Step 410 may include the actuation of actuator 120 having tactile feedback responsive to the position of follower 130 on reaction plate 140, as discussed above. Step 420 may include the determination of the x and y positions of follower 130 in response to linear encoder strips 280, 300 and encoder signals determined therefrom, as discussed above. And, process 400 may further include the providing of tactile feedback to actuator 120 in response to the registered vehicle secondary control system, as discussed above.
By referring now to FIG. 6, another process 500 for interfacing with vehicle secondary controls is shown. At step 510, one of at least two operating modes for operating human vehicle interface 100 is selected, which as discussed above, may be a secondary vehicle control operating mode or a computer mouse operating mode. At step 520, an operator actuates actuator 120 having x, y, z, and z-rotational degrees of freedom. At step 530, the x and y positions of actuator 120 are determined using x and y encoders 270, 290 and x and y linear encoder strips 280, 300. And, at step 540, a vehicle computer (not shown) provides a control output in response to the x and y positions of actuator 120 and in response to the operating mode selected. As discussed above, the selection of an operating mode is related to the spatial relationship of follower 130 and reaction plate 140, and therefore, process 500 may include the positioning of follower 130 and reaction plate 140 in one of two spatial relationships, the second which may be achieved by follower 130 being retracted into follower housing 240 by a solenoid (not shown), for example, or by reaction plate 140 being displaced away from follower 130 by a linear driver (not shown), for example.
An advantage of the present invention includes a computer-controlled force-feedback control knob having specific force profiles for specific control systems, thereby providing a single haptic knob with multi-functional capability that associates a location in space with a particular function while occupying less space than would be required by multiple control knobs.
While the invention has been described with reference to an exemplary embodiment, it will be understood by those skilled in the art that various changes may be made and equivalents may be substituted for elements thereof without departing from the scope of the invention. In addition, many modifications maybe made to adapt a particular situation or material to the teachings of the invention without departing from the essential scope thereof.

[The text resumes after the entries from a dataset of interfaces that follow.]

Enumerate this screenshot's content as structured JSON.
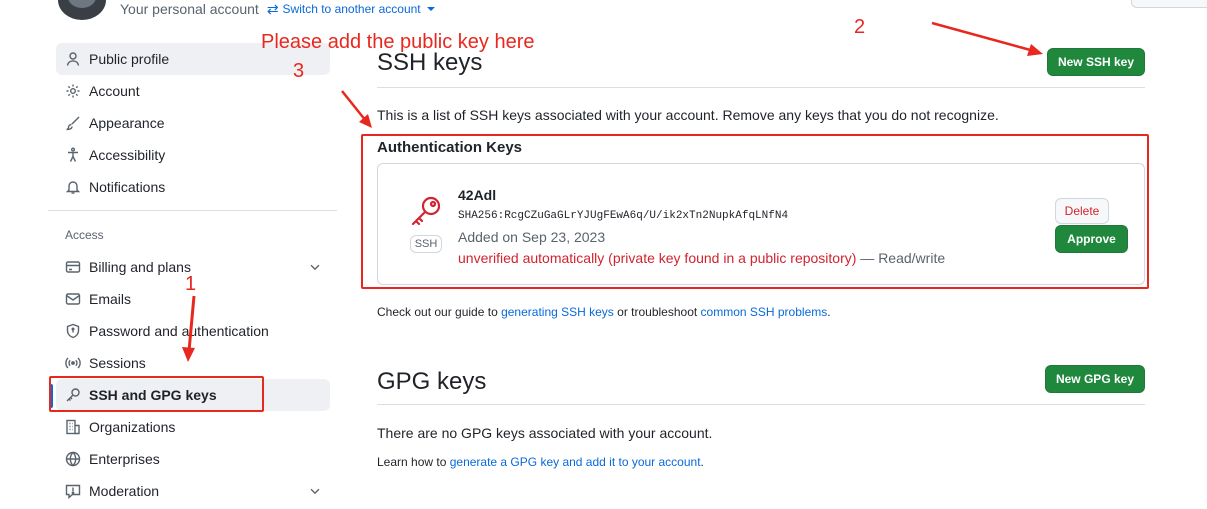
{
  "account": {
    "label": "Your personal account",
    "switch_label": "Switch to another account"
  },
  "sidebar": {
    "items_top": [
      {
        "label": "Public profile",
        "icon": "person-icon",
        "active": true
      },
      {
        "label": "Account",
        "icon": "gear-icon"
      },
      {
        "label": "Appearance",
        "icon": "paintbrush-icon"
      },
      {
        "label": "Accessibility",
        "icon": "accessibility-icon"
      },
      {
        "label": "Notifications",
        "icon": "bell-icon"
      }
    ],
    "section_label": "Access",
    "items_access": [
      {
        "label": "Billing and plans",
        "icon": "credit-card-icon",
        "has_chevron": true
      },
      {
        "label": "Emails",
        "icon": "mail-icon"
      },
      {
        "label": "Password and authentication",
        "icon": "shield-lock-icon"
      },
      {
        "label": "Sessions",
        "icon": "broadcast-icon"
      },
      {
        "label": "SSH and GPG keys",
        "icon": "key-icon",
        "selected": true
      },
      {
        "label": "Organizations",
        "icon": "organization-icon"
      },
      {
        "label": "Enterprises",
        "icon": "globe-icon"
      },
      {
        "label": "Moderation",
        "icon": "report-icon",
        "has_chevron": true
      }
    ]
  },
  "ssh": {
    "title": "SSH keys",
    "new_button": "New SSH key",
    "description": "This is a list of SSH keys associated with your account. Remove any keys that you do not recognize.",
    "auth_title": "Authentication Keys",
    "key": {
      "name": "42Adl",
      "fingerprint": "SHA256:RcgCZuGaGLrYJUgFEwA6q/U/ik2xTn2NupkAfqLNfN4",
      "added": "Added on Sep 23, 2023",
      "status_warning": "unverified automatically (private key found in a public repository)",
      "status_access": " — Read/write",
      "badge": "SSH",
      "delete_label": "Delete",
      "approve_label": "Approve"
    },
    "guide": {
      "prefix": "Check out our guide to ",
      "link1": "generating SSH keys",
      "middle": " or troubleshoot ",
      "link2": "common SSH problems",
      "suffix": "."
    }
  },
  "gpg": {
    "title": "GPG keys",
    "new_button": "New GPG key",
    "empty": "There are no GPG keys associated with your account.",
    "learn_prefix": "Learn how to ",
    "learn_link": "generate a GPG key and add it to your account",
    "learn_suffix": "."
  },
  "annotations": {
    "note": "Please add the public key here",
    "n1": "1",
    "n2": "2",
    "n3": "3",
    "color": "#e8281e"
  },
  "colors": {
    "primary_button": "#1f883d",
    "link": "#0969da",
    "danger": "#d1242f"
  }
}
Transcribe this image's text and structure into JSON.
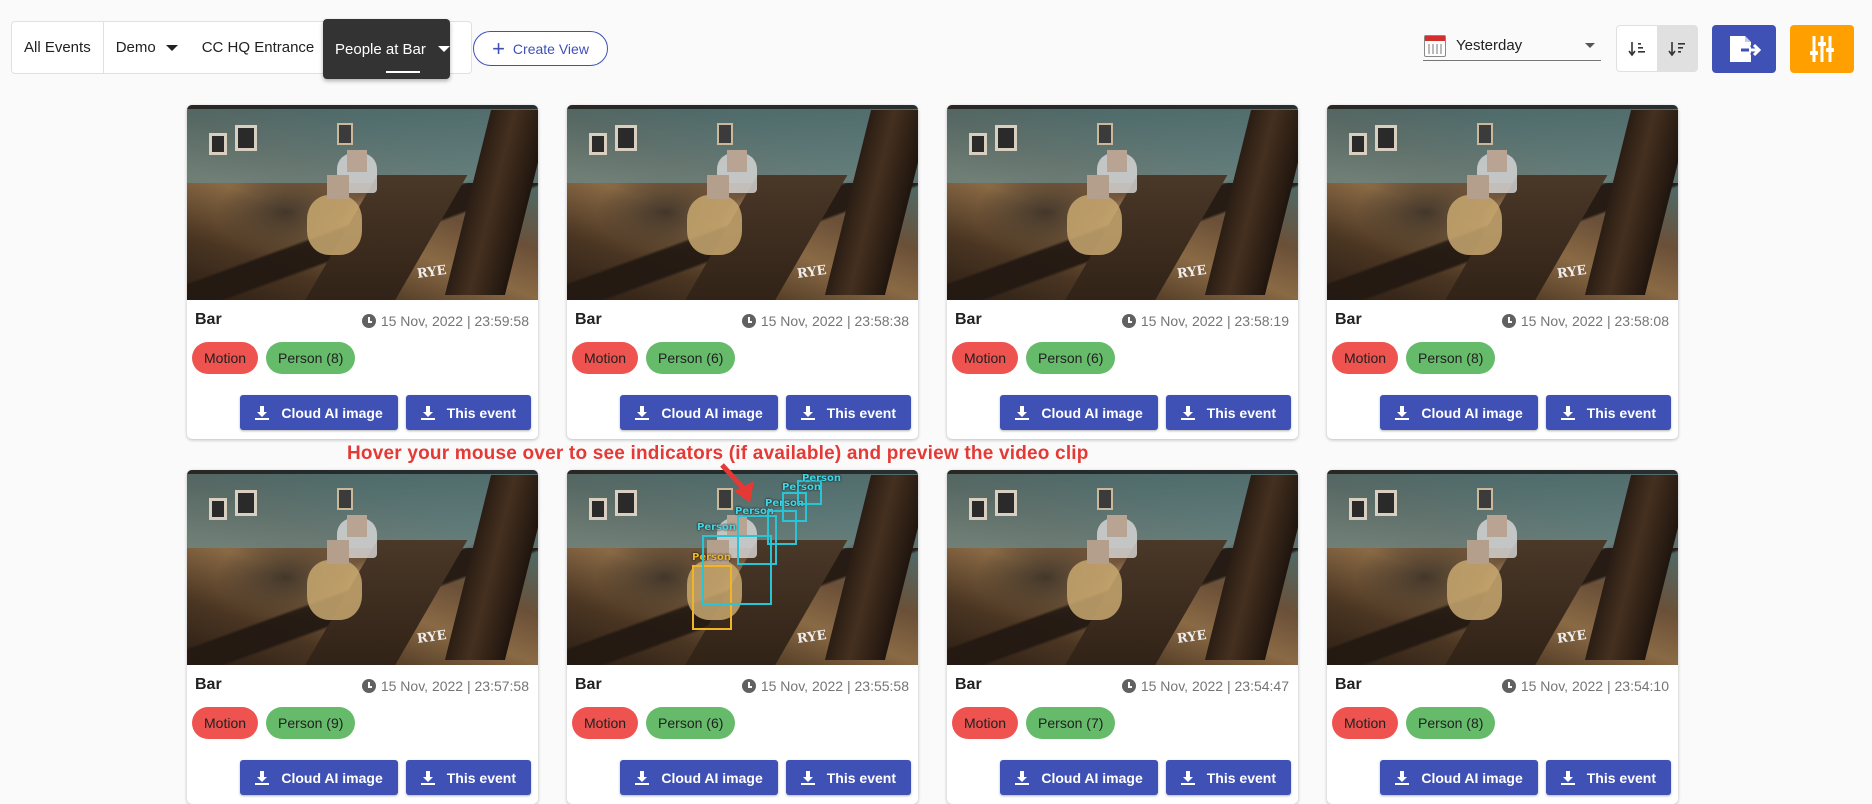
{
  "header": {
    "tabs": [
      {
        "label": "All Events",
        "dropdown": false
      },
      {
        "label": "Demo",
        "dropdown": true
      },
      {
        "label": "CC HQ Entrance",
        "dropdown": true
      }
    ],
    "active_tab": {
      "label": "People at Bar",
      "dropdown": true
    },
    "create_view_label": "Create View",
    "date_range": "Yesterday",
    "colors": {
      "primary": "#3f51b5",
      "accent": "#ffa000",
      "motion": "#ef5350",
      "person": "#66bb6a"
    }
  },
  "hint": "Hover your mouse over to see indicators (if available) and preview the video clip",
  "events": [
    {
      "title": "Bar",
      "time": "15 Nov, 2022 | 23:59:58",
      "tags": [
        "Motion",
        "Person (8)"
      ],
      "buttons": [
        "Cloud AI image",
        "This event"
      ]
    },
    {
      "title": "Bar",
      "time": "15 Nov, 2022 | 23:58:38",
      "tags": [
        "Motion",
        "Person (6)"
      ],
      "buttons": [
        "Cloud AI image",
        "This event"
      ]
    },
    {
      "title": "Bar",
      "time": "15 Nov, 2022 | 23:58:19",
      "tags": [
        "Motion",
        "Person (6)"
      ],
      "buttons": [
        "Cloud AI image",
        "This event"
      ]
    },
    {
      "title": "Bar",
      "time": "15 Nov, 2022 | 23:58:08",
      "tags": [
        "Motion",
        "Person (8)"
      ],
      "buttons": [
        "Cloud AI image",
        "This event"
      ]
    },
    {
      "title": "Bar",
      "time": "15 Nov, 2022 | 23:57:58",
      "tags": [
        "Motion",
        "Person (9)"
      ],
      "buttons": [
        "Cloud AI image",
        "This event"
      ]
    },
    {
      "title": "Bar",
      "time": "15 Nov, 2022 | 23:55:58",
      "tags": [
        "Motion",
        "Person (6)"
      ],
      "buttons": [
        "Cloud AI image",
        "This event"
      ],
      "detections": [
        "Person",
        "Person",
        "Person",
        "Person",
        "Person",
        "Person"
      ]
    },
    {
      "title": "Bar",
      "time": "15 Nov, 2022 | 23:54:47",
      "tags": [
        "Motion",
        "Person (7)"
      ],
      "buttons": [
        "Cloud AI image",
        "This event"
      ]
    },
    {
      "title": "Bar",
      "time": "15 Nov, 2022 | 23:54:10",
      "tags": [
        "Motion",
        "Person (8)"
      ],
      "buttons": [
        "Cloud AI image",
        "This event"
      ]
    }
  ],
  "thumb_text": "RYE"
}
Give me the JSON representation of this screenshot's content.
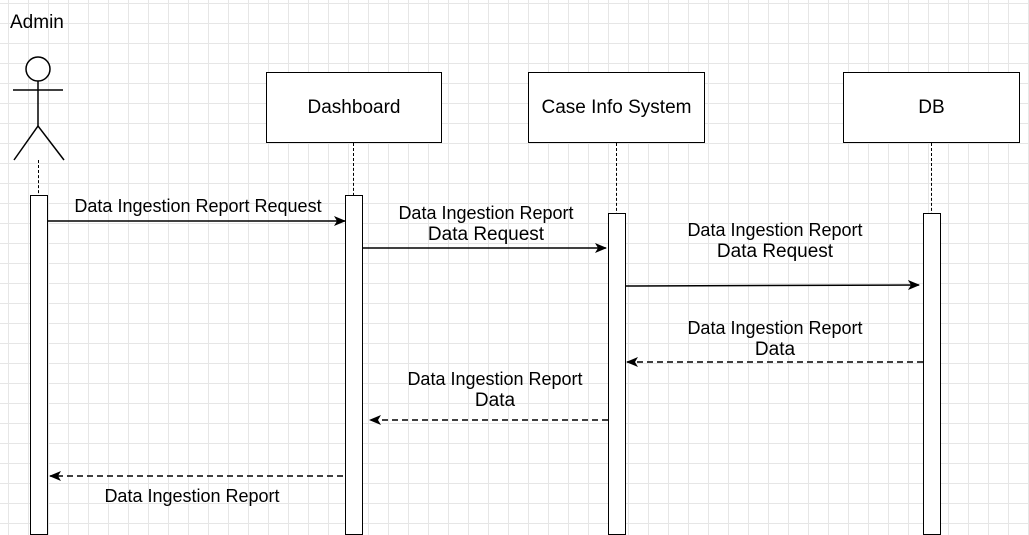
{
  "actor": {
    "name": "Admin"
  },
  "participants": [
    {
      "id": "dashboard",
      "label": "Dashboard"
    },
    {
      "id": "cis",
      "label": "Case Info System"
    },
    {
      "id": "db",
      "label": "DB"
    }
  ],
  "messages": [
    {
      "id": "m1",
      "line1": "Data Ingestion Report Request",
      "line2": "",
      "style": "solid"
    },
    {
      "id": "m2",
      "line1": "Data Ingestion Report",
      "line2": "Data Request",
      "style": "solid"
    },
    {
      "id": "m3",
      "line1": "Data Ingestion Report",
      "line2": "Data Request",
      "style": "solid"
    },
    {
      "id": "m4",
      "line1": "Data Ingestion Report",
      "line2": "Data",
      "style": "dashed"
    },
    {
      "id": "m5",
      "line1": "Data Ingestion Report",
      "line2": "Data",
      "style": "dashed"
    },
    {
      "id": "m6",
      "line1": "Data Ingestion Report",
      "line2": "",
      "style": "dashed"
    }
  ]
}
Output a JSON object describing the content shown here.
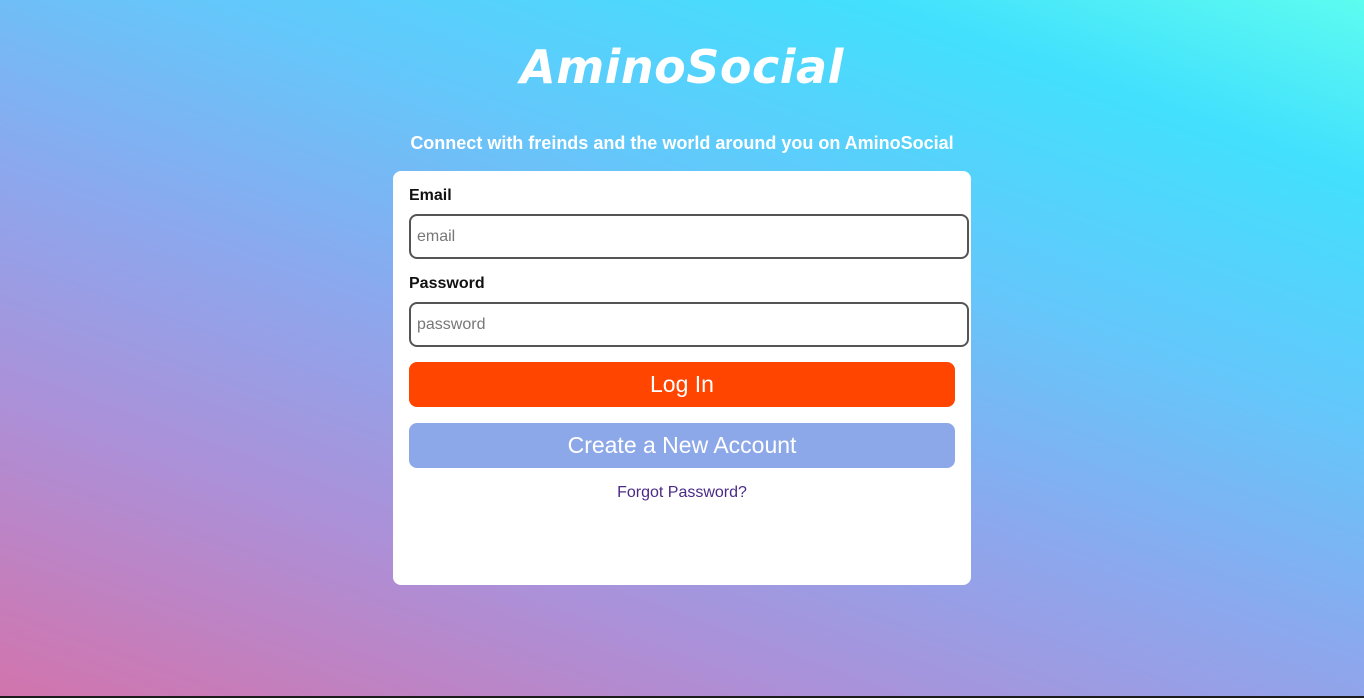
{
  "brand": {
    "title": "AminoSocial",
    "tagline": "Connect with freinds and the world around you on AminoSocial"
  },
  "login_form": {
    "email_label": "Email",
    "email_placeholder": "email",
    "email_value": "",
    "password_label": "Password",
    "password_placeholder": "password",
    "password_value": "",
    "login_button_label": "Log In",
    "create_account_button_label": "Create a New Account",
    "forgot_password_label": "Forgot Password?"
  },
  "colors": {
    "login_button": "#ff4500",
    "create_account_button": "#8da8e8",
    "forgot_link": "#4b2a86",
    "card_background": "#ffffff",
    "text_on_background": "#ffffff"
  }
}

Therefore, it is intended that the invention not be limited to the particular embodiment disclosed as the best mode contemplated for carrying out this invention, but that the invention will include all embodiments falling within the scope of the appended claims.